SPOTLIGHT

DUSTIN KELLER, Tight End

The Jets grabbed their annual off-season headlines by signing former Giants wideout Plaxico Burress fresh off his release from almost 21 months in prison. But Burress thinks his own impact on New York's offense will be matched by that of Keller, to whom he found himself paying special attention during the few prime-time Jets games he was able to catch at the Oneida Correctional Facility. "Didn't get a chance to watch any during the daytime," says Burress. "But I could tell he's quick, he has great hands, he's smart, he gets in and out of his breaks. Now, being able to see him work and practice every day, I'm predicting he'll make the Pro Bowl this season."

The 6'2", 250-pound Keller, 26, seemed headed there after the first four games last year, during which he caught 19 balls for 254 yards and five touchdowns, but his production waned after No. 1 receiver Santonio Holmes returned to action following a season-opening suspension. Holmes is still a member of the team, but wideouts Jerricho Cotchery and Braylon Edwards are gone, meaning quarterback Mark Sanchez will be looking more consistently to Keller.
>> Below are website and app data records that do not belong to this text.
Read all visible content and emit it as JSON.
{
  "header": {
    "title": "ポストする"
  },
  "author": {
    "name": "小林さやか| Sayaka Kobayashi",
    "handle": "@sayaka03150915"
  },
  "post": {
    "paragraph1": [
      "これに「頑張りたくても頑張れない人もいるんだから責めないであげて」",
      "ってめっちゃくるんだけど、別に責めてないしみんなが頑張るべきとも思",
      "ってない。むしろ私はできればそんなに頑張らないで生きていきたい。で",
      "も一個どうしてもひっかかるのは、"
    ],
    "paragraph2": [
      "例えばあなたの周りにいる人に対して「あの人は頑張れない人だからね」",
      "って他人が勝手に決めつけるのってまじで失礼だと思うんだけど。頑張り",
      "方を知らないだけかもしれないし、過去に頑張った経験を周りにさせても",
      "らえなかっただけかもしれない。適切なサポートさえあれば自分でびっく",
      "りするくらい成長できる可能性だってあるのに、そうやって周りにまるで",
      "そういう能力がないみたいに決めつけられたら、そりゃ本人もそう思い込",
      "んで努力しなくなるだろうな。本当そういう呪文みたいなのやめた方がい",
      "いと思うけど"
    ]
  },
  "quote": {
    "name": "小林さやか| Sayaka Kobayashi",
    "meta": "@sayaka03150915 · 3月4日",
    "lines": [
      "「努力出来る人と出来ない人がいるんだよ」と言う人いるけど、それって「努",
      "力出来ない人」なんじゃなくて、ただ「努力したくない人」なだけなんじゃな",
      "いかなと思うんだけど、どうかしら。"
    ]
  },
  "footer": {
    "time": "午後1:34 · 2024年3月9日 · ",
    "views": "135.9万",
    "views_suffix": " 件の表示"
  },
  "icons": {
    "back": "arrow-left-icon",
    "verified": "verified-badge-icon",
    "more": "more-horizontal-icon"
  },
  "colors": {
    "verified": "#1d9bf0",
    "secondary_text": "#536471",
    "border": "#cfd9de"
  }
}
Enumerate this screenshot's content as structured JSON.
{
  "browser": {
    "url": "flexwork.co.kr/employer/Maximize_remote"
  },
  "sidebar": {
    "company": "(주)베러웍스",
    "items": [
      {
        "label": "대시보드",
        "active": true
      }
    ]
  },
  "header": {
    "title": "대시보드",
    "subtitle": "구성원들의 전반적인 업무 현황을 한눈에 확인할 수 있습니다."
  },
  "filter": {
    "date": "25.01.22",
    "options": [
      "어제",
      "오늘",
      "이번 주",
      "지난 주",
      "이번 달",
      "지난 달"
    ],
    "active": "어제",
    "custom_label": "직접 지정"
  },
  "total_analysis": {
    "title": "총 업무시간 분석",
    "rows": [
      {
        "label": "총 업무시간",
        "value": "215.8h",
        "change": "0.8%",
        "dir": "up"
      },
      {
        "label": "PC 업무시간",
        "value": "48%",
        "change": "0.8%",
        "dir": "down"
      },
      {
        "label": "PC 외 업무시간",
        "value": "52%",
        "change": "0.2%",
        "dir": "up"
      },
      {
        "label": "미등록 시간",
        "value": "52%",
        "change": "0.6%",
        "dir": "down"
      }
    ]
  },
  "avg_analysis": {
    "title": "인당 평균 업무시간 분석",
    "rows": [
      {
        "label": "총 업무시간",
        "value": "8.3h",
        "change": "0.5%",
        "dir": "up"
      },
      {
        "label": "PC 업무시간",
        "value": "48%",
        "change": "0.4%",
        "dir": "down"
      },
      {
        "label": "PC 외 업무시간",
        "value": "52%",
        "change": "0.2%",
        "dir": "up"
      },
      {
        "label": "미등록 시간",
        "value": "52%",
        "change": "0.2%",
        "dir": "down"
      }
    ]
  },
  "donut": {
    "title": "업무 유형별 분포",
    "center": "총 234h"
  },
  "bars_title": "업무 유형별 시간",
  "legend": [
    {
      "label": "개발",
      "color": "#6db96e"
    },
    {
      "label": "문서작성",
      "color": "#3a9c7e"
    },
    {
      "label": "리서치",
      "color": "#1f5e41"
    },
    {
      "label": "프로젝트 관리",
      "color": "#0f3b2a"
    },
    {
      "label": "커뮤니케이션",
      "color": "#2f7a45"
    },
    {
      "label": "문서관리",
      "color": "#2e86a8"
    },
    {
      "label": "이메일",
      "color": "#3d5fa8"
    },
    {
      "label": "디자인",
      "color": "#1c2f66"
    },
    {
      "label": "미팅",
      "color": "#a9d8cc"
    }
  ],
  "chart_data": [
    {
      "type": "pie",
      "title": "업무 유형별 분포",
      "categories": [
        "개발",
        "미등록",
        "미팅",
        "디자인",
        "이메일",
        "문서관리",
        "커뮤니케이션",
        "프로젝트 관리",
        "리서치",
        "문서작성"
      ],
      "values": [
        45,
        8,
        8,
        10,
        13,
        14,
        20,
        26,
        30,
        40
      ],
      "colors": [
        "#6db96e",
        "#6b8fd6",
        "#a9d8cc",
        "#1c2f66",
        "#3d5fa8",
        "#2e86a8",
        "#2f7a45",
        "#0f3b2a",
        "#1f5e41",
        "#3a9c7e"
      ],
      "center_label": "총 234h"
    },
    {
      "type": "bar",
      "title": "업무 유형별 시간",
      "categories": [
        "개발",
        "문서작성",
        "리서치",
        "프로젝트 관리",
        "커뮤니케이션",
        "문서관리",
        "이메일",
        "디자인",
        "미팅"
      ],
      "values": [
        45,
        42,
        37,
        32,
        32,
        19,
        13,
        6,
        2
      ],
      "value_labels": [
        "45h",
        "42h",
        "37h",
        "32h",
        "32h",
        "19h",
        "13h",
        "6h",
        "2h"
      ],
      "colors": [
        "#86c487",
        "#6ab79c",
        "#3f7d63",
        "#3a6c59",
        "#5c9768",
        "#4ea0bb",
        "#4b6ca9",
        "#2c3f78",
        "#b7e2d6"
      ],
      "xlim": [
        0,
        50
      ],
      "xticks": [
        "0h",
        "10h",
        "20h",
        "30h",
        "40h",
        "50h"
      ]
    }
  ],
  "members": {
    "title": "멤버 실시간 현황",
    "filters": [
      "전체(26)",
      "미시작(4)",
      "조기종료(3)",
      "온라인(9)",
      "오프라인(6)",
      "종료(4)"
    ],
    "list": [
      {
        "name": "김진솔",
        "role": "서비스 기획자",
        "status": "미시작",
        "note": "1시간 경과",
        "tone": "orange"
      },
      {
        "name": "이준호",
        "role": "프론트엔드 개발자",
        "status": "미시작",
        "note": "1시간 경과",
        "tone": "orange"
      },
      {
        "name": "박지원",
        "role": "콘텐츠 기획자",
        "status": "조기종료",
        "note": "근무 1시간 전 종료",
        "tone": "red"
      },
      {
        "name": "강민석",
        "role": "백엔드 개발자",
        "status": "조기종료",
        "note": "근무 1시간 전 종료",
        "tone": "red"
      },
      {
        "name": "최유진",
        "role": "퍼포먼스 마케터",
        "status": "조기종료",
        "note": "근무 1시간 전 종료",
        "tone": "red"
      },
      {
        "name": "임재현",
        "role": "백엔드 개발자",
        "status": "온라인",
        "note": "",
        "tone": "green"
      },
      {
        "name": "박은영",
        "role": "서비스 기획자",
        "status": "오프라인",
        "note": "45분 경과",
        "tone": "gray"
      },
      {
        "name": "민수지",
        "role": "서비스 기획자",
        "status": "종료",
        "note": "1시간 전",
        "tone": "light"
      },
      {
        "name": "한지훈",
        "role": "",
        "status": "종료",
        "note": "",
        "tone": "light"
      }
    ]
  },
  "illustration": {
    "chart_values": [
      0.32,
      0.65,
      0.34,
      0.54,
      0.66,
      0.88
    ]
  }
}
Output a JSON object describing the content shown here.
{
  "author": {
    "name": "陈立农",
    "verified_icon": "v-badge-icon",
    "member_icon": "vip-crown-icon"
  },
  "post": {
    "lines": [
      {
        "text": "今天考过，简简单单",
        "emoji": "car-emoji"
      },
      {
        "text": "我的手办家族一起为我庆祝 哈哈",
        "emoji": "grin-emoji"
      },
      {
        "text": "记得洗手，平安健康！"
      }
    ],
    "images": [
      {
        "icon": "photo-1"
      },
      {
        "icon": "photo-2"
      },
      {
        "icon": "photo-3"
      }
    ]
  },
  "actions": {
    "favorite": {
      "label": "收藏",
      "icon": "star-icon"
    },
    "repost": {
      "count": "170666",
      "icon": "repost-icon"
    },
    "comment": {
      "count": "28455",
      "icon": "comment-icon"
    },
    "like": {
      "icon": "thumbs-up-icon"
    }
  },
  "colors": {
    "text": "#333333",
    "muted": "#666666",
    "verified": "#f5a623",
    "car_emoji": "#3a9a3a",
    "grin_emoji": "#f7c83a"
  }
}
The 2008 first-round pick out of Purdue is now New York's longest-tenured skill-position player. "If you leave Dustin matched up on a safety or a linebacker, that's a huge mismatch for us," says coach Rex Ryan. "I think he'll have a big year."

PHOTOTOM DIPACE (RYAN) PHOTODAVID BERGMAN (REVIS)SECONDARY MATTERS Revis is considered the game's top cover corner, but is there enough talent elsewhere in the defensive backfield to execute Ryan's chaotic schemes? PHOTOJOHN IACONO (KELLER)
HOLE YARDS PAR R1 R2 R3 R4
OUT
HOLE YARDS PAR R1 R2 R3 R4
IN
Eagle (-2)
Birdie (-1)
Bogey (+1)
Double Bogey (+2)